## [DIRECTIONS]
Pick every line out of the entries below that has the string "your", and copy it.

╔══

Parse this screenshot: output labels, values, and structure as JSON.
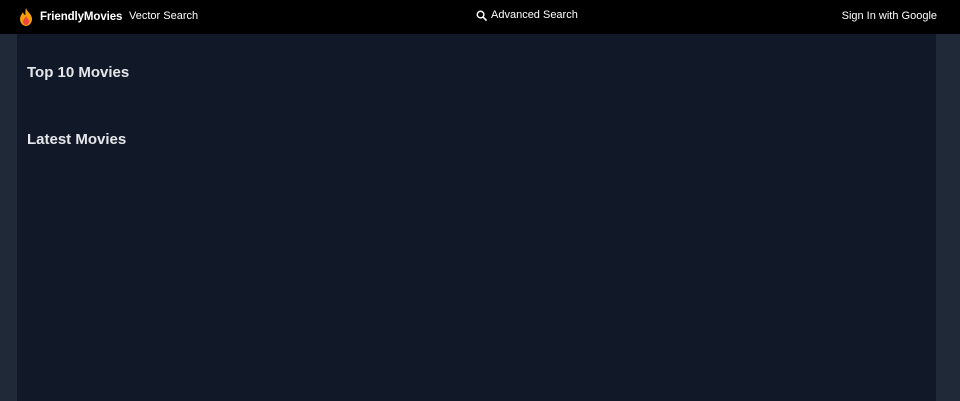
{
  "header": {
    "brand": "FriendlyMovies",
    "vector_search": "Vector Search",
    "advanced_search": "Advanced Search",
    "sign_in": "Sign In with Google"
  },
  "sections": [
    {
      "title": "Top 10 Movies"
    },
    {
      "title": "Latest Movies"
    }
  ],
  "icons": {
    "logo": "flame-icon",
    "search": "search-icon"
  },
  "colors": {
    "topbar": "#000000",
    "page_bg": "#1f2937",
    "content_bg": "#111827",
    "flame_outer": "#f59e0b",
    "flame_inner": "#ef4444"
  }
}
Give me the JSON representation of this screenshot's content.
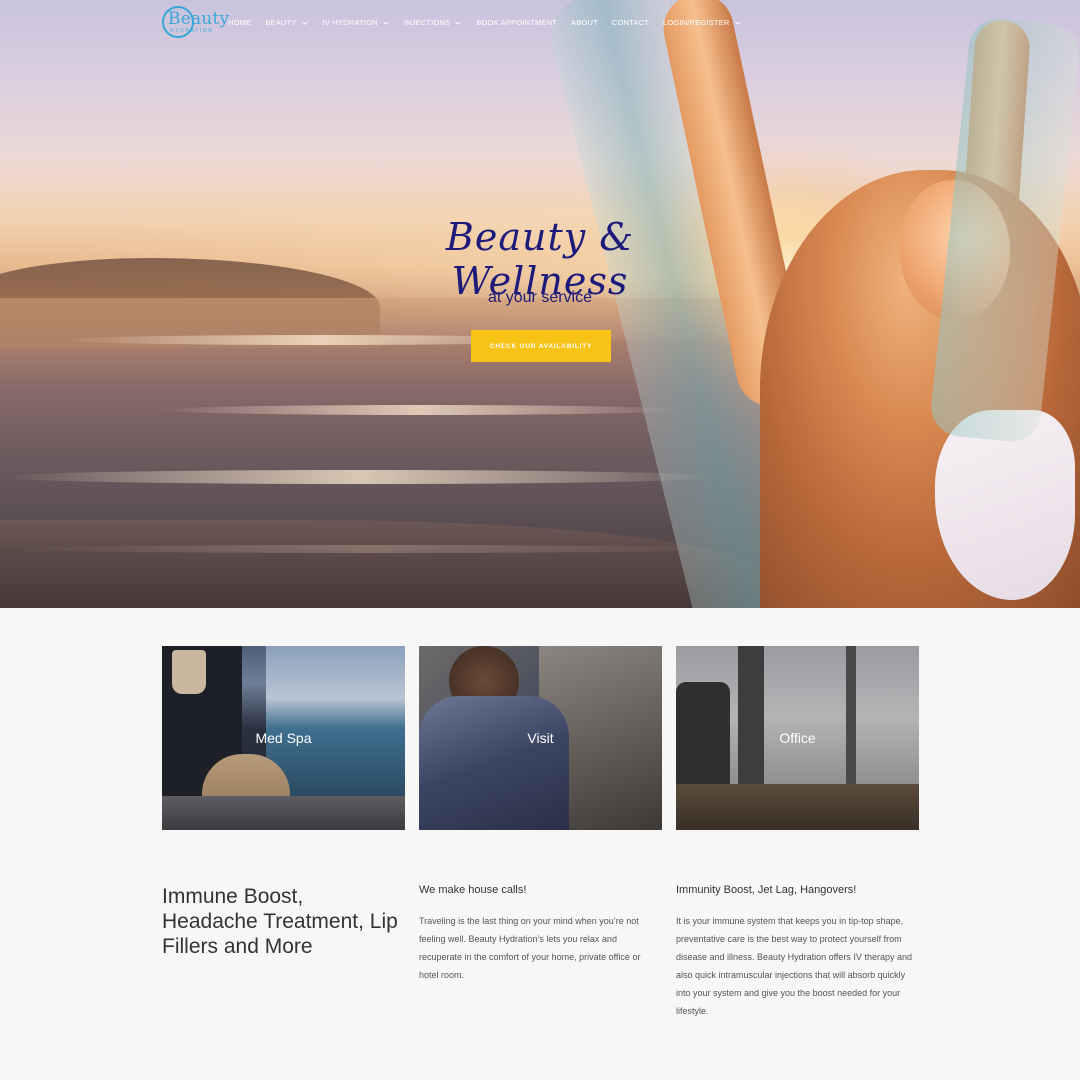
{
  "brand": {
    "logo_text": "Beauty",
    "logo_sub": "HYDRATION",
    "accent": "#3aa6d9"
  },
  "nav": {
    "items": [
      {
        "label": "HOME",
        "dropdown": false
      },
      {
        "label": "BEAUTY",
        "dropdown": true
      },
      {
        "label": "IV HYDRATION",
        "dropdown": true
      },
      {
        "label": "INJECTIONS",
        "dropdown": true
      },
      {
        "label": "BOOK APPOINTMENT",
        "dropdown": false
      },
      {
        "label": "ABOUT",
        "dropdown": false
      },
      {
        "label": "CONTACT",
        "dropdown": false
      },
      {
        "label": "LOGIN/REGISTER",
        "dropdown": true
      }
    ]
  },
  "hero": {
    "title": "Beauty & Wellness",
    "subtitle": "at your service",
    "cta_label": "CHECK OUR AVAILABILITY",
    "title_color": "#1c1a7a",
    "cta_color": "#f7c317"
  },
  "cards": [
    {
      "label": "Med Spa"
    },
    {
      "label": "Visit"
    },
    {
      "label": "Office"
    }
  ],
  "info": {
    "heading": "Immune Boost, Headache Treatment, Lip Fillers and More",
    "col2": {
      "title": "We make house calls!",
      "body": "Traveling is the last thing on your mind when you’re not feeling well. Beauty Hydration’s lets you relax and recuperate in the comfort of your home, private office or hotel room."
    },
    "col3": {
      "title": "Immunity Boost, Jet Lag, Hangovers!",
      "body": "It is your immune system that keeps you in tip-top shape, preventative care is the best way to protect yourself from disease and illness. Beauty Hydration offers IV therapy and also quick intramuscular injections that will absorb quickly into your system and give you the boost needed for your lifestyle."
    }
  }
}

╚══

## [RESULT]
    "subtitle": "at your service",
      "body": "Traveling is the last thing on your mind when you’re not feeling well. Beauty Hydration’s lets you relax and recuperate in the comfort of your home, private office or hotel room."
      "body": "It is your immune system that keeps you in tip-top shape, preventative care is the best way to protect yourself from disease and illness. Beauty Hydration offers IV therapy and also quick intramuscular injections that will absorb quickly into your system and give you the boost needed for your lifestyle."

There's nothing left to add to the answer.